An 8-acre Civil War-era McLean property known as Elmwood recently became the 129th conservation easement for the Northern Virginia Conservation Trust (NVCT).
The estate, once the centerpiece of a homestead that spanned from the Potomac River to the center of McLean, was built by the Ball family of Virginia, NVCT officials said Feb. 23.
Elmwood most recently was the home of the late television journalist Roger Mudd, whose family lived in the house for nearly half a century.
Roger Mudd died in March 2021 at age 93. In keeping with his wishes, the family has elected to preserve the property’s historical, natural and scenic character, ensuring it will remain intact rather than be subdivided like so many other significant semi-rural properties in the area, NVCT officials said.
“What the Mudd family has done in forever protecting this unique piece of our region’s history is truly remarkable,” said NVCT executive director Alan Rowsome. “At a time when so many beautiful places in Northern Virginia have been lost to the pressures of development, nature and history will live on and thrive at Elmwood.”

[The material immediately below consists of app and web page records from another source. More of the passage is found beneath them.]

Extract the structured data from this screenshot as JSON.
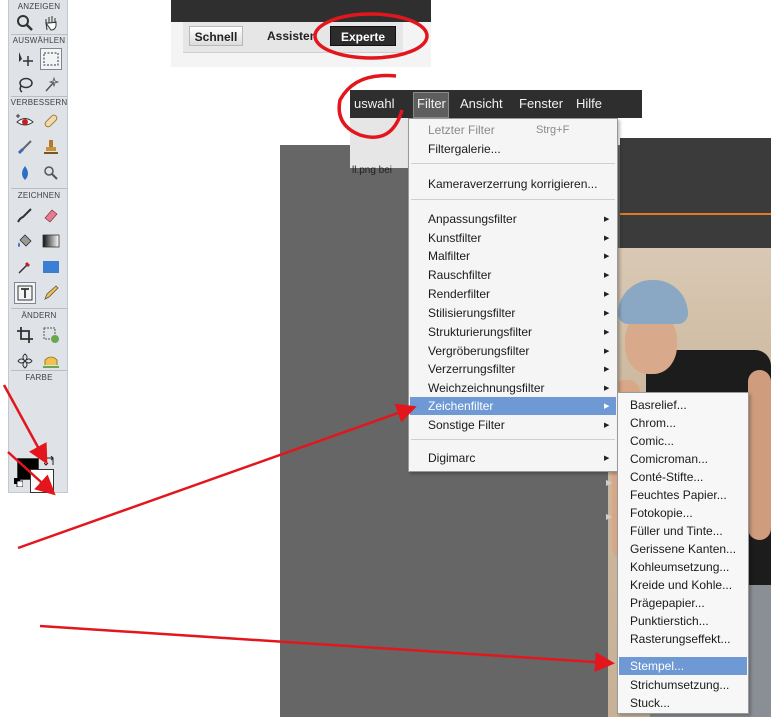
{
  "toolbar": {
    "sections": {
      "view": "ANZEIGEN",
      "select": "AUSWÄHLEN",
      "enhance": "VERBESSERN",
      "draw": "ZEICHNEN",
      "modify": "ÄNDERN",
      "color": "FARBE"
    }
  },
  "modes": {
    "quick": "Schnell",
    "guided": "Assistent",
    "expert": "Experte"
  },
  "menubar": {
    "select": "uswahl",
    "filter": "Filter",
    "view": "Ansicht",
    "window": "Fenster",
    "help": "Hilfe"
  },
  "document": {
    "tab_fragment": "ll.png bei"
  },
  "filter_menu": {
    "last_filter": "Letzter Filter",
    "last_filter_shortcut": "Strg+F",
    "filter_gallery": "Filtergalerie...",
    "camera_correction": "Kameraverzerrung korrigieren...",
    "items": [
      "Anpassungsfilter",
      "Kunstfilter",
      "Malfilter",
      "Rauschfilter",
      "Renderfilter",
      "Stilisierungsfilter",
      "Strukturierungsfilter",
      "Vergröberungsfilter",
      "Verzerrungsfilter",
      "Weichzeichnungsfilter",
      "Zeichenfilter",
      "Sonstige Filter"
    ],
    "digimarc": "Digimarc"
  },
  "sketch_submenu": {
    "items": [
      "Basrelief...",
      "Chrom...",
      "Comic...",
      "Comicroman...",
      "Conté-Stifte...",
      "Feuchtes Papier...",
      "Fotokopie...",
      "Füller und Tinte...",
      "Gerissene Kanten...",
      "Kohleumsetzung...",
      "Kreide und Kohle...",
      "Prägepapier...",
      "Punktierstich...",
      "Rasterungseffekt...",
      "Stempel...",
      "Strichumsetzung...",
      "Stuck..."
    ]
  },
  "colors": {
    "highlight": "#6e99d4",
    "annotation": "#e3161d",
    "foreground": "#000000",
    "background": "#ffffff"
  }
}
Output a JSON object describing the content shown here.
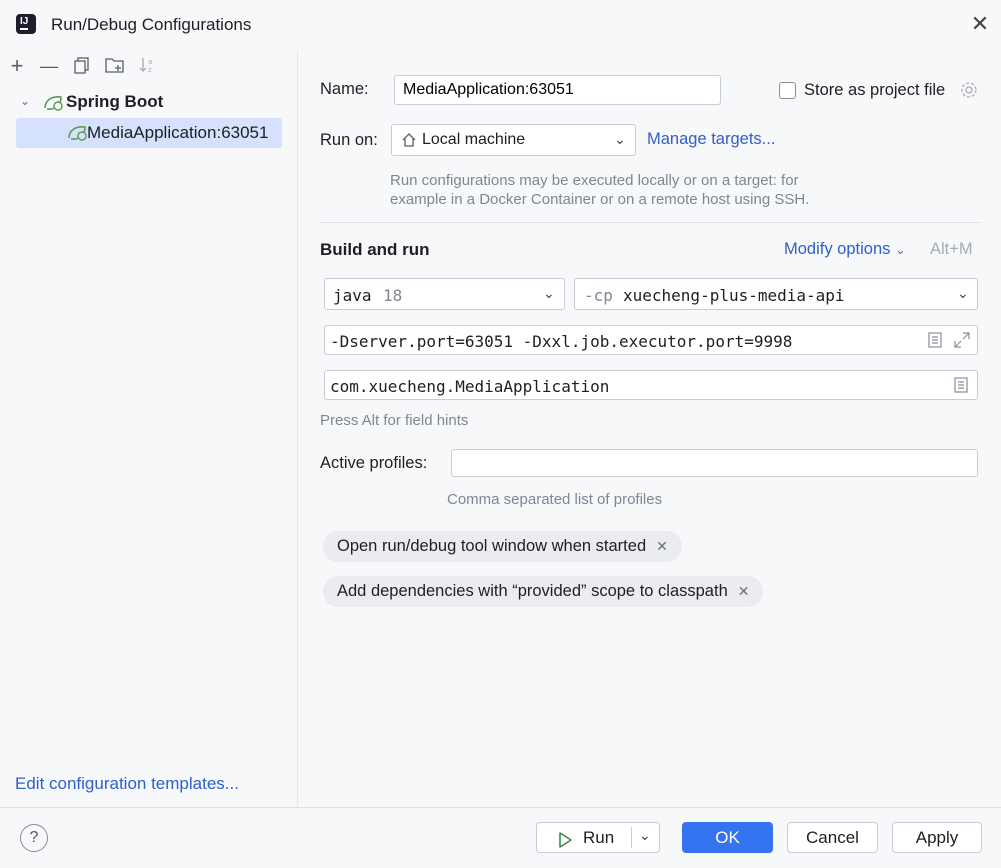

Elmwood hosts sweeping lawns, magnificent legacy trees and landmark structures including its circa-1876 log-hewn “Bachelor’s Hall,” an 1879 guest house and the distinctive 1905 white-clapboard house that provides a unique island of calm within McLean.
Elmwood now is listed for sale for $8 million, presenting a rare opportunity to own a significant property inside the Capital Beltway. The NVCT conservation easement allows for expansion, renovation, restoration and modernization of the main house and other buildings, as long as the home’s historic character remains unspoiled, officials said.
Elmwood was part of a large land grant dating back to 1724 that passed from the Turberville family to members of the Ball family from the early 1800s through the start of the Civil War. The original home was destroyed in that war, and William Selwyn “Selly” Ball returned afterward to build the structures still on the site today.
The Ball family continued to own Elmwood until the 1930s. Two other families, the Magills and Paysons, owned Elmwood until the Mudds purchased the property in 1972.
The Mudds restored the Bachelor’s Hall and the guest house, adjoining the latter to the main house, and preserved the house’s plank floors, raw-beamed ceilings, columned porches and many fireplaces. Elmwood is listed on the Fairfax County Inventory of Historic Sites.
“We’re delighted that it’s been protected,” said Carole Herrick, president of the McLean Historical Society and member and former chair of the Fairfax County History Commission. “It’s an important story that the property offers us to the history of McLean, a story that goes back well before the Civil War.”
“When you stand in this place, you get a sense not only of an earlier era but of the long line of people who have cared for this land,” said NVCT conservation director Matt Gerhart. “Both in times of strife and times of plenty, Elmwood has stood literally atop the hill as a prime example of living, breathing history. We look forward to working with future stewards of this special place.”
NVCT now stewards 50 natural areas totaling more than 630 acres that have been safeguarded to connect critical wildlife habitat and the region’s history.